Recycle New Brunswick has been established as the new multi-material stewardship board by the New Brunswick government. As of May 1, 2008, Recycle New Brunswick is responsible for overseeing a new waste paint stewardship program, and also assumes responsibility for the Tire Stewardship Program, which the Tire Stewardship Board has overseen since 1996. The members of the Tire Stewardship Board became members of Recycle New Brunswick.
Recycle New Brunswick oversees the management of waste paint that comes from paint brand owners. A “brand owner” is a person who either manufactures and sells paint in New Brunswick, is the owner or licensee of trademarks under which paint is sold in New Brunswick, or brings paint into the province for sale. “Brand owners” must register with Recycle New Brunswick, meet prescribed rates for reuse of waste paint, and submit paint stewardship plans to Recycle New Brunswick for approval.
The paint stewardship plan must include information on the brand owner’s intentions for collection and treatment of waste paint. Brand owners have the option of submitting a joint plan through an industry-sponsored association, or individual plans. The intent is that Recycle New Brunswick will eventually oversee other stewardship programs for waste products such as oil, electronic components, batteries, mercury-containing devices, and pharmaceuticals.
Ontario WEEE plan
Ontario Electronic Stewardship (OES) — a not-for-profit organization established by the Ontario government — has released a draft electrical and electronic waste diversion plan. The plan constitutes the first phase of the program, and addresses desktop and portable computers, computer peripherals, monitors, fax machines, printers and televisions. It’s intended that a second phase (that will address copiers, telephones, scanners, cameras and audio-visual equipment) will be submitted to the Ministry of the Environment within one year after approval of the first phase of the program.
OES intends to establish or support a network of collection sites, haulers, consolidation sites and end of life processors for electrical and electronic waste, all of which will be bound by environmental standards developed by OES. Sites involved in collection activities will be eligible for a subsidy of $165 per tonne of eligible electrical and electronic waste equipment collected and prepared for transport. OES will cover the transportation costs to consolidation sites and to processors, as well as the processing costs.

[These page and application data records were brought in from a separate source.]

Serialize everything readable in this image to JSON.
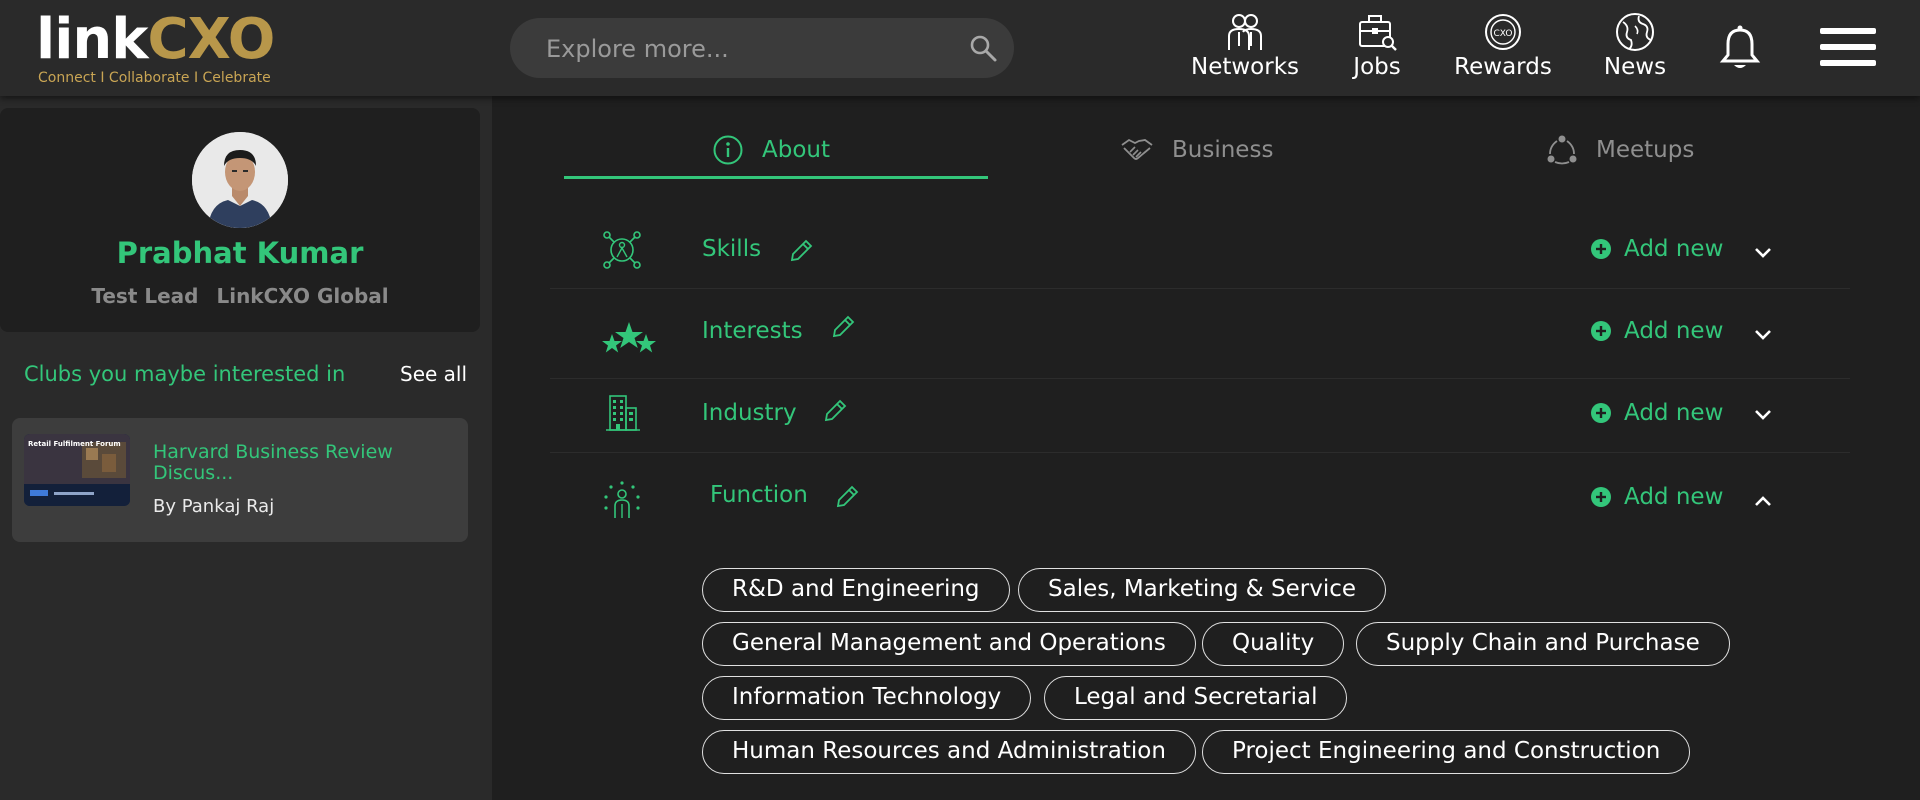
{
  "header": {
    "logo_link": "link",
    "logo_cxo": "CXO",
    "logo_tagline": "Connect I Collaborate I Celebrate",
    "search_placeholder": "Explore more...",
    "nav": [
      {
        "label": "Networks",
        "icon": "networks-icon"
      },
      {
        "label": "Jobs",
        "icon": "jobs-icon"
      },
      {
        "label": "Rewards",
        "icon": "rewards-icon"
      },
      {
        "label": "News",
        "icon": "globe-icon"
      }
    ],
    "rewards_badge_text": "CXO"
  },
  "profile": {
    "name": "Prabhat Kumar",
    "role": "Test Lead",
    "company": "LinkCXO Global"
  },
  "clubs": {
    "title": "Clubs you maybe interested in",
    "see_all": "See all",
    "items": [
      {
        "title": "Harvard Business Review Discus...",
        "author": "By Pankaj Raj",
        "thumb_text": "Retail Fulfilment Forum"
      }
    ]
  },
  "tabs": [
    {
      "label": "About",
      "active": true
    },
    {
      "label": "Business",
      "active": false
    },
    {
      "label": "Meetups",
      "active": false
    }
  ],
  "sections": [
    {
      "label": "Skills",
      "add_label": "Add new",
      "expanded": false
    },
    {
      "label": "Interests",
      "add_label": "Add new",
      "expanded": false
    },
    {
      "label": "Industry",
      "add_label": "Add new",
      "expanded": false
    },
    {
      "label": "Function",
      "add_label": "Add new",
      "expanded": true
    }
  ],
  "function_chips": [
    "R&D and Engineering",
    "Sales, Marketing & Service",
    "General Management and Operations",
    "Quality",
    "Supply Chain and Purchase",
    "Information Technology",
    "Legal and Secretarial",
    "Human Resources and Administration",
    "Project Engineering and Construction"
  ],
  "colors": {
    "accent": "#33c67a",
    "gold": "#b8974a",
    "background": "#2a2a2a",
    "panel": "#1f1f1f"
  }
}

NWT to expand waste program
The Northwest Territories Minister of Natural Environment and Resources has announced the launch of public consultations to discuss expanding the waste reduction and recovery program in the NWT. The initiative is intended to assess what new waste products should be recovered and recycled. A document has been prepared by the government to assist in the discussions, which considers the addition of waste electronics, tires, lead-acid batteries, fuel drums/scrap metal, plastic grocery bags, milk containers and paper and cardboard to the program.
Fines and jail terms for waste fire
A waste fire in Ontario has resulted in jail terms and $1.7 million in fines after a waste disposal site in Vaughan, Ontario caught fire on October 12, 2004. The waste disposal site was used for the processing and transfer of solid non-hazardous industrial and commercial waste. The fire burned for several days, and affected neighbouring residences and schools.
The environment ministry laid charges against four companies and three individuals. All seven defendants were found guilty and convicted of violating Subsection 14(1) of the Ontario Environmental Protection Act for causing or permitting the emission of a contaminant into the natural environment that caused an adverse effect. Three individuals were sentenced to jail terms. Two were sentenced to six month terms and fined $5,000 each and the third was sentenced to three months and fined $3,000. The four companies involved were fined a total of $1.7 million, plus the victim fine surcharge.
Rosalind Cooper, LL. B. is a partner with Fasken Martineau DuMoulin LLP, with offices across Canada. Ms. Cooper is based in Toronto, Ontario. Contact Rosalind at email@example.com